Would you copy out each line of the records below that includes the word "Stations"?

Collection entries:
####################
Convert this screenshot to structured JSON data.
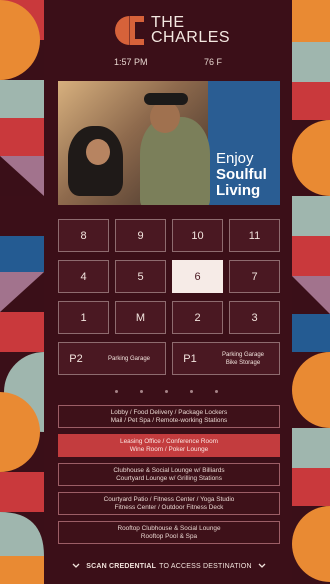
{
  "header": {
    "brand_line1": "THE",
    "brand_line2": "CHARLES",
    "time": "1:57 PM",
    "temperature": "76 F"
  },
  "hero": {
    "line1": "Enjoy",
    "line2": "Soulful",
    "line3": "Living"
  },
  "floors": {
    "row1": [
      "8",
      "9",
      "10",
      "11"
    ],
    "row2": [
      "4",
      "5",
      "6",
      "7"
    ],
    "row3": [
      "1",
      "M",
      "2",
      "3"
    ],
    "selected": "6",
    "p2": {
      "label": "P2",
      "desc": "Parking Garage"
    },
    "p1": {
      "label": "P1",
      "desc_line1": "Parking Garage",
      "desc_line2": "Bike Storage"
    }
  },
  "destinations": [
    {
      "line1": "Lobby / Food Delivery / Package Lockers",
      "line2": "Mail / Pet Spa / Remote-working Stations",
      "active": false
    },
    {
      "line1": "Leasing Office / Conference Room",
      "line2": "Wine Room / Poker Lounge",
      "active": true
    },
    {
      "line1": "Clubhouse & Social Lounge w/ Billiards",
      "line2": "Courtyard Lounge w/ Grilling Stations",
      "active": false
    },
    {
      "line1": "Courtyard Patio / Fitness Center / Yoga Studio",
      "line2": "Fitness Center / Outdoor Fitness Deck",
      "active": false
    },
    {
      "line1": "Rooftop Clubhouse & Social Lounge",
      "line2": "Rooftop Pool & Spa",
      "active": false
    }
  ],
  "footer": {
    "bold": "SCAN CREDENTIAL",
    "rest": "TO ACCESS DESTINATION"
  },
  "colors": {
    "background": "#3b0f18",
    "accent_red": "#c33c3e",
    "orange": "#e07a2e",
    "blue": "#245b92",
    "sage": "#9fb6ae",
    "mauve": "#a2738d",
    "cream": "#f3e0cf",
    "hero_blue": "#2a5d93"
  }
}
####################
(Written response)
      "line2": "Mail / Pet Spa / Remote-working Stations",
      "line2": "Courtyard Lounge w/ Grilling Stations",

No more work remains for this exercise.